For many years, I’ve driven the same winding road through the Ohio countryside to visit my mother.
One village on this route seems firmly determined not to change. Year after year, I drove by the same buildings, businesses and homes. Nobody added anything new – not even a coat of paint.
In our fast-paced culture where change occurs faster than the speed of light, it felt somewhat comforting to drive through this meager hamlet so committed to yesterday. Very few people these days appreciate heritage and historical context.
The folks in that community were committed to keeping everything the same.
But, over time, it didn’t stay the same. Their refusal to change anything brought about a different kind of change: decay.
Last fall, I drove through the village, and noticed it felt almost like a ghost town. The storefronts were boarded up. The businesses had all closed, with signs from ten years ago still plastered in the windows. The old houses sagged in disrepair. I was reminded of Bruce Barton’s observation, “When you’re through changing, you’re through.”
This community is literally dying, and unless something happens soon, will cease to exist within a few years.
This raises an important point. Change is a part of life — and life is about navigating change.
Change is necessary for life. Even our bodies are made to change. Did you know you shed 30,000 – 40,000 skin cells every hour? The old ones must go for the new ones to come in.
Yes, change is necessary, but it is also difficult.
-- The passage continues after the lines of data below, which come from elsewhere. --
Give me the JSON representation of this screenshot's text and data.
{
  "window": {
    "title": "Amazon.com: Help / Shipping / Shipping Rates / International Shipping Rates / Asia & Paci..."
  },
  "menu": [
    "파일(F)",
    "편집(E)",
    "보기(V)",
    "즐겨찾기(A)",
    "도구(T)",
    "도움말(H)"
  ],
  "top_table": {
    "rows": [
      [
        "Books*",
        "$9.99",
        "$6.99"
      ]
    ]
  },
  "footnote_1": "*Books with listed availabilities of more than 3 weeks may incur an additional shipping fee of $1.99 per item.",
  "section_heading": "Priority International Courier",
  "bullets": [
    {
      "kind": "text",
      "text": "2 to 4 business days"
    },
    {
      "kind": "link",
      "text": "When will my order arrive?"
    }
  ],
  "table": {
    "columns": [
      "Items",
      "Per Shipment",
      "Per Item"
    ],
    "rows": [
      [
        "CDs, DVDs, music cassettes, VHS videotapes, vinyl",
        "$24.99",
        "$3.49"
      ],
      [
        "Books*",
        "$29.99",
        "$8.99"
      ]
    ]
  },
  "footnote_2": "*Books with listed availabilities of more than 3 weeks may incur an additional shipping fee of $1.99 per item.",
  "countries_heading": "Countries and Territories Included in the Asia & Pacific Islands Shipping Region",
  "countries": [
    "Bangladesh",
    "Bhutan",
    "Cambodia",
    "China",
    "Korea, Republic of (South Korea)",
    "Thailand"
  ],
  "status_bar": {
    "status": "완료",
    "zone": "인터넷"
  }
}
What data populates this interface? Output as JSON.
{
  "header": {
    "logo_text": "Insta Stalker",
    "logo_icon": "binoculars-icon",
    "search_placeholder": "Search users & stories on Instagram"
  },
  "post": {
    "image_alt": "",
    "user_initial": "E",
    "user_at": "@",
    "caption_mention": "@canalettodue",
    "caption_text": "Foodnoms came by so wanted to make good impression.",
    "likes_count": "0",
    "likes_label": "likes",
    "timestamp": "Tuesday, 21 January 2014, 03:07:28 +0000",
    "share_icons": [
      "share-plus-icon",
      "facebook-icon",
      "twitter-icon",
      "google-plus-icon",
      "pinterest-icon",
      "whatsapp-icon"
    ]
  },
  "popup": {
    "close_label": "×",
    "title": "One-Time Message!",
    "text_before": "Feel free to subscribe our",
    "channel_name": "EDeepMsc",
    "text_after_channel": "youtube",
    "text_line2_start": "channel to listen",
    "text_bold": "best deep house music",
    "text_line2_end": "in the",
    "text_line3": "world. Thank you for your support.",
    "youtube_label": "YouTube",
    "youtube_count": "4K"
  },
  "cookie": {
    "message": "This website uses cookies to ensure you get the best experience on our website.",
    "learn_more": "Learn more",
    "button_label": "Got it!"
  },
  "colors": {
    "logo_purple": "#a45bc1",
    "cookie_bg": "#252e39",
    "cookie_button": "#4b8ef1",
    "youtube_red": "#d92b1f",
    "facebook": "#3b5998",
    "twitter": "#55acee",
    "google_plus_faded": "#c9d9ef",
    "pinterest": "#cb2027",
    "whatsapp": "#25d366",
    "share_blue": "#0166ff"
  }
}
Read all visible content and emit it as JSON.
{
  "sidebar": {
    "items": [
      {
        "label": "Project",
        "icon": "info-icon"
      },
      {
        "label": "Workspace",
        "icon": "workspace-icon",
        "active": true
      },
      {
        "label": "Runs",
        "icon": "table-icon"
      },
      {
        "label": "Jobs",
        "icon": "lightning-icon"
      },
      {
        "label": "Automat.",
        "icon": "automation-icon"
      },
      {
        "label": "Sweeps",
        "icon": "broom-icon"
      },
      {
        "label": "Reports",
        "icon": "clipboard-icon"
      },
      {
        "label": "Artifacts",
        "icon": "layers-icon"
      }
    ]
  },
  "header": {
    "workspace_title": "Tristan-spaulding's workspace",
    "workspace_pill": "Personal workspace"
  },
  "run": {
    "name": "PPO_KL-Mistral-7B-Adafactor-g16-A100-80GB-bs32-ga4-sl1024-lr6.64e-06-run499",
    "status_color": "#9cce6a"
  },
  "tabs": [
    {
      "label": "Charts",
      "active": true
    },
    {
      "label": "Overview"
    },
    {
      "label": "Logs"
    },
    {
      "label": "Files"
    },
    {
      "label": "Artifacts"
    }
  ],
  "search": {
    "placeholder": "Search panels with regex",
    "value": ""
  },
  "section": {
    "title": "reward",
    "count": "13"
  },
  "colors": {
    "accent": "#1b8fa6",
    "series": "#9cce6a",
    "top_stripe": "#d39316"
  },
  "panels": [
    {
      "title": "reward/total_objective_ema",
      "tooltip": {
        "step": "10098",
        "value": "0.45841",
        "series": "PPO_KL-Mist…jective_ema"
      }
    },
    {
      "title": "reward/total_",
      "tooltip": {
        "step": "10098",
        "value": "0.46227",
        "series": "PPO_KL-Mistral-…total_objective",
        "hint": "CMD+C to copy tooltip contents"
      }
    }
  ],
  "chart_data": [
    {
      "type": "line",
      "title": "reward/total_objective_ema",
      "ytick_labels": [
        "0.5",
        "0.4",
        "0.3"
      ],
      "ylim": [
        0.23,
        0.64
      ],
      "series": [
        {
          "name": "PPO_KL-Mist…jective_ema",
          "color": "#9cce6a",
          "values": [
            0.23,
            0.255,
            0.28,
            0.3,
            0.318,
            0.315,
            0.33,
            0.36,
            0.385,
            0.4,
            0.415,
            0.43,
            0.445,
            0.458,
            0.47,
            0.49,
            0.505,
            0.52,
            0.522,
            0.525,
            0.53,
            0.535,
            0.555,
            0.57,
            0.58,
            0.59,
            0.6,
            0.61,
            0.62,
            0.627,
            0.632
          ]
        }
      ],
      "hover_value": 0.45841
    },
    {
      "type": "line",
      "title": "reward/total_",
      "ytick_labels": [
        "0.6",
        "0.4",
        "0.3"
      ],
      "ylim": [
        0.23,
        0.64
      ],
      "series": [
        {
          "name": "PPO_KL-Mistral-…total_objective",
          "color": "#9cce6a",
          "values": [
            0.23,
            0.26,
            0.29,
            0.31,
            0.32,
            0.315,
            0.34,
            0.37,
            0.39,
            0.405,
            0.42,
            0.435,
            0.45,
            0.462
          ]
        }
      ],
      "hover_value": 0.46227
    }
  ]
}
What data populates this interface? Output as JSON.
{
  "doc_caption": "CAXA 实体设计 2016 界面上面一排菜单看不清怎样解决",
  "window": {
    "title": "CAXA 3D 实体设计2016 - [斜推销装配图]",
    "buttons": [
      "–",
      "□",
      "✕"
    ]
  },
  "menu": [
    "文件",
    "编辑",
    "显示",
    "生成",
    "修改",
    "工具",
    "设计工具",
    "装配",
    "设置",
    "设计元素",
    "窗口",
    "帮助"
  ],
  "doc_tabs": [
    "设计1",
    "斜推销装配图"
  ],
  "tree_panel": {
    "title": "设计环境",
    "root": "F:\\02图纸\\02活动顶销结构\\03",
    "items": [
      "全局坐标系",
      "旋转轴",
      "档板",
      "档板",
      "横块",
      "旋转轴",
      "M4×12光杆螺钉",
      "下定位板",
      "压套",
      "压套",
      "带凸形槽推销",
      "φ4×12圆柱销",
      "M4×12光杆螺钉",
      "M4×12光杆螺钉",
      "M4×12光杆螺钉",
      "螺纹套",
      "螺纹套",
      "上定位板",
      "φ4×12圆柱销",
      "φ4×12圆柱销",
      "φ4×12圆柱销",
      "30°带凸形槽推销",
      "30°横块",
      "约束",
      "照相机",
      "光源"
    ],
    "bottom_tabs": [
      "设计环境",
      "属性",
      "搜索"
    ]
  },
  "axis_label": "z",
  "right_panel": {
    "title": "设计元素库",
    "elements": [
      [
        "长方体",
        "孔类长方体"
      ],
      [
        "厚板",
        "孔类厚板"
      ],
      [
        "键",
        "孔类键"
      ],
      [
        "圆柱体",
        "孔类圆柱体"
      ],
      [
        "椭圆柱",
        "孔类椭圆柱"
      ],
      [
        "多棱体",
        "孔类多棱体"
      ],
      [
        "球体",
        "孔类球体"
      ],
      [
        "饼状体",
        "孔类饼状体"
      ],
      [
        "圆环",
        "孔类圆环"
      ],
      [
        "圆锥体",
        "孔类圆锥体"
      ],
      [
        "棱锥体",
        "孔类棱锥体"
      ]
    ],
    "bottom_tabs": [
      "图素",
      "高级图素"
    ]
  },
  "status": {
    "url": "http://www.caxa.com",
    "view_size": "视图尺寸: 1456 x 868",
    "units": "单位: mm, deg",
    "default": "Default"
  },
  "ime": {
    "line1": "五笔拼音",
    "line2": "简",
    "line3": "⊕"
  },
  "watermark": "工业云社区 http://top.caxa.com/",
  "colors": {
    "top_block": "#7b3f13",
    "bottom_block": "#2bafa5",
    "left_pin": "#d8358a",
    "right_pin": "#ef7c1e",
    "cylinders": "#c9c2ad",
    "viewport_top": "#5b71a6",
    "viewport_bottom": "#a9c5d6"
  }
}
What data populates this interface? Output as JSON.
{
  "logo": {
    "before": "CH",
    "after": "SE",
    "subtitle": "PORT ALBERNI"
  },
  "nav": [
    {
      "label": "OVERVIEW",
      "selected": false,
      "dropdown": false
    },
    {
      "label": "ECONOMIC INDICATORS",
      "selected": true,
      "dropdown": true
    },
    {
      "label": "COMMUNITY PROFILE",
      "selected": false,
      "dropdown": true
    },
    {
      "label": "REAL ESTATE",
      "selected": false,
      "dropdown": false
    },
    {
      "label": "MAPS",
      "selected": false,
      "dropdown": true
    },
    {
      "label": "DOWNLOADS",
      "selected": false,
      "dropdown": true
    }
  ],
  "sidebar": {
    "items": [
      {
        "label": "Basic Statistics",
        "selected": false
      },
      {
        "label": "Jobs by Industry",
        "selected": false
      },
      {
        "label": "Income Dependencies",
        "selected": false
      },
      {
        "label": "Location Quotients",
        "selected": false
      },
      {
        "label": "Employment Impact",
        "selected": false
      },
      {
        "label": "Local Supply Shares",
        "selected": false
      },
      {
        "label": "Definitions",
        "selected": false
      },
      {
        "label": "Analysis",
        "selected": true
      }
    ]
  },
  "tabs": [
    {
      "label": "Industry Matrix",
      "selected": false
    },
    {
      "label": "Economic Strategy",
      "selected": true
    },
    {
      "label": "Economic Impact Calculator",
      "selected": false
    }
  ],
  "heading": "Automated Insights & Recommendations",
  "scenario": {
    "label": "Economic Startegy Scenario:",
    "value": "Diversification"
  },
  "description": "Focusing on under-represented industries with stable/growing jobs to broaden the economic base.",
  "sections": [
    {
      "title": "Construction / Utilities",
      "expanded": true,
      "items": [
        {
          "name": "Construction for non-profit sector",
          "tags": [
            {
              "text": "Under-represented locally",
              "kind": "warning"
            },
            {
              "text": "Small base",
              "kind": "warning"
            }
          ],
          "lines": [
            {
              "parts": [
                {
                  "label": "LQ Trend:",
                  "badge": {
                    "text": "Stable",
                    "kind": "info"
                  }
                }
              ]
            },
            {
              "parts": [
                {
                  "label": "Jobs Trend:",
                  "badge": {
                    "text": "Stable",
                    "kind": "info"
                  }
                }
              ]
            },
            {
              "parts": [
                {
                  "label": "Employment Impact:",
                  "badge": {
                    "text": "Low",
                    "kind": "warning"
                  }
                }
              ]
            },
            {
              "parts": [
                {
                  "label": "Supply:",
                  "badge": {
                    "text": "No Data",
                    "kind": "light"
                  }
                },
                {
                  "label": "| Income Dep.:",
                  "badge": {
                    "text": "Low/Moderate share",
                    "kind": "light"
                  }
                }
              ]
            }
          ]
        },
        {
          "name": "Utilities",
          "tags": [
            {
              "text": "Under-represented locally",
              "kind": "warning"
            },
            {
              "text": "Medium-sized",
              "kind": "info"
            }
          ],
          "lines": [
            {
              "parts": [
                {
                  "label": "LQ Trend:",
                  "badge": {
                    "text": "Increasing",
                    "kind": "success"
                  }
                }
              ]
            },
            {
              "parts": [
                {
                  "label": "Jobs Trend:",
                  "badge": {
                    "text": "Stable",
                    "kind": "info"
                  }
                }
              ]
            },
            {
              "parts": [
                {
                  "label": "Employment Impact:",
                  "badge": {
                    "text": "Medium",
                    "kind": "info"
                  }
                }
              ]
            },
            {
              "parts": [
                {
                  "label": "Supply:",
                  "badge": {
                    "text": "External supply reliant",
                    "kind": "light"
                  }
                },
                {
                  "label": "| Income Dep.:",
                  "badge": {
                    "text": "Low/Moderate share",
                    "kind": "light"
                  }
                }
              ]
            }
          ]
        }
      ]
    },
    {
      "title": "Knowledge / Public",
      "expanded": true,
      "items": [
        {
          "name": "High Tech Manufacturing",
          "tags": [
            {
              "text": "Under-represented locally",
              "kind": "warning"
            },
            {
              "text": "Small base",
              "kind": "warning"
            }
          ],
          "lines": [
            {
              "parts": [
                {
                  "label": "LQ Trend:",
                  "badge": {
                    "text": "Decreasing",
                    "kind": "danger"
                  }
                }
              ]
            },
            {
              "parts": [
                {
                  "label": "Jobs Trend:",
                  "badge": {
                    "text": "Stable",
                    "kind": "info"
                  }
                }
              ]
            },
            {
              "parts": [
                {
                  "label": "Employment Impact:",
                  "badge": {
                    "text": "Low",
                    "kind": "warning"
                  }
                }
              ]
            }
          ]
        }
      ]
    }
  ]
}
As humorist Mark Twain said, “The only one who likes change is a wet baby.”
Navigating change is hard — but it is even harder when you refuse to accept the new reality. Embracing change is the only way to grow as a person.
Remember, change is life and life is change. If we hold familiar routines and customs too tightly, we will eventually feel them slipping through our fingers.
The only thing in life that will always remain unchanged is God. “The steadfast love of the Lord never ceases” (Lamentations 3:22). “Jesus Christ is the same yesterday, today and forever” (Hebrews 13:8). “I, the Lord, do not change” (Malachi 3:6).
The best way to embrace life‘s changes is to hold God’s unchanging hand and move forward with him into the future. Doing this, we choose to change by growth rather than dry rot.